creatures. The trees had grown and stored energy for over 30 years. The cutting
took all of an hour or two, hauled away as if they’d never been there. How
efficient. And what blatant sacrilege to the earth and to all the neighborhood
beings. The tree has no voice other than its emitting beauty through which we
all breathe. The cutting-lady said she “owned” the tree. We all know that no
one owns the earth.
In an instinctive, instantaneous and rather ingenious
act-out response, my friend wrote “Tree Thief” in large letters on a sheet and
hung it on the laundry line. The tree-cutting neighbor called the police. The
policeman said patronizingly to my bereaved neighbor, whose first-born is named
Mahoghany, “`Who is the bigger person?”‘ as if to say, OK, little girl, your
toy shouldn’t have been stolen, but it was, and there is no getting it back, so
get over it. The cop was just pulling up a pat phrase to calm an irate seasoned
woman, and we all know that an angry woman of justice and goodness is to be
Can we neighbors live in peace here? This is one of the quieter
streets in Wailua. Last year, one neighbor let the air out of my tire, because
I’d parked for one hour in front of the gate-part of his metal continuous fence
(which he almost never uses) so I could mow my lawn. Another neighbor, a
devoted Christian, took the opportunity to vent grievances and pump his chest
at the tire-deflating man, accusing him of child-abuse, among other things.
Like two cocks, their chests were pumping, their feet sliding and scratching,
and they were ready to war. I told the man to fill my tires, that I wouldn’t
park there again, and told the Christian that this was the real time he needed
to practice his values.
If there is not aloha in the neighborhoods,
emanating from the earth, then where can it be on this Island? Why couldn’t the
treecutter approach kindly and discuss the possibility of cutting the trees and
ramifications, or why couldn’t the tire-deflating man ask around about whose
truck it was? I’ve lived across the street for three years.
Of course, we
all make mistakes and are humbled by it. There was no humility here. No
feeling. No humbled-by-resolution, no connection. Many values in living are
common sense and cannot be legislated – unless, of course you want to spend
your precious life in a courtroom.
It makes sense to be good to your
neighbors who can ease your life, keep troubles to a minimum. A tree and the
life around it cannot be measured in dollars, nor can the clear atmosphere

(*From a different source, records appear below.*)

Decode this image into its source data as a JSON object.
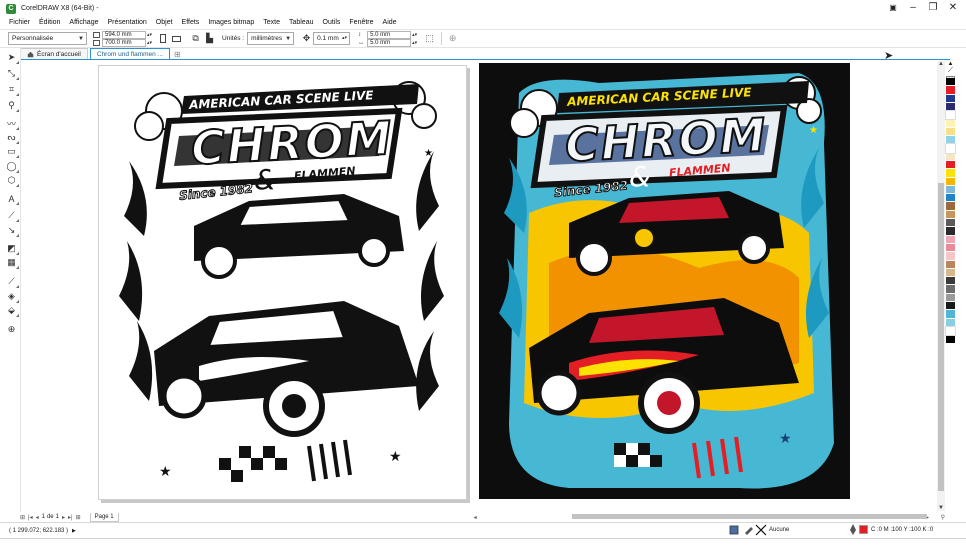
{
  "window": {
    "title": "CorelDRAW X8 (64-Bit) -",
    "controls": [
      "minimize",
      "restore",
      "close"
    ]
  },
  "menu": [
    "Fichier",
    "Édition",
    "Affichage",
    "Présentation",
    "Objet",
    "Effets",
    "Images bitmap",
    "Texte",
    "Tableau",
    "Outils",
    "Fenêtre",
    "Aide"
  ],
  "propbar": {
    "page_preset": "Personnalisée",
    "width": "594.0 mm",
    "height": "700.0 mm",
    "units_label": "Unités :",
    "units_value": "millimètres",
    "nudge": "0.1 mm",
    "dup_x": "5.0 mm",
    "dup_y": "5.0 mm"
  },
  "doc_tabs": [
    {
      "label": "Écran d'accueil",
      "active": false
    },
    {
      "label": "Chrom und flammen ...",
      "active": true
    }
  ],
  "artwork": {
    "headline": "AMERICAN CAR SCENE LIVE",
    "logo": "CHROM",
    "connector": "&",
    "subtitle": "FLAMMEN",
    "since": "Since 1982"
  },
  "palette_colors": [
    "#000000",
    "#e31e24",
    "#1f3b8f",
    "#2a2a72",
    "#ffffff",
    "#fff2b3",
    "#f7e08a",
    "#8fd3e8",
    "#ffffff",
    "#f5e6c8",
    "#e31e24",
    "#fce200",
    "#f7b500",
    "#7fb8d9",
    "#1d86c8",
    "#9b6a3c",
    "#c8965a",
    "#5a5a5a",
    "#2b2b2b",
    "#f2a6b5",
    "#e88a9a",
    "#f7c7c7",
    "#b8865a",
    "#d8b88a",
    "#3a3a3a",
    "#6d6d6d",
    "#9a9a9a",
    "#1a1a1a",
    "#4fb6d6",
    "#88cfe3",
    "#ffffff",
    "#000000"
  ],
  "pagenav": {
    "current": "1",
    "of_label": "de",
    "total": "1",
    "page_tab": "Page 1"
  },
  "status": {
    "coords": "( 1 299.072; 622.183 )",
    "fill_label": "Aucune",
    "outline_color": "#e31e24",
    "outline_value": "C :0 M :100 Y :100 K :0"
  }
}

which trees create. Has it really come to the time when people need to hear
trees are healthy for you. On a small scale, it is only two trees; on a large
scale, it is global warming, the massacre of the earth, mutilation of women’s
feelings, impoverishment of the soul – and the great sense among Hawaiians that
all is not ‘pono.’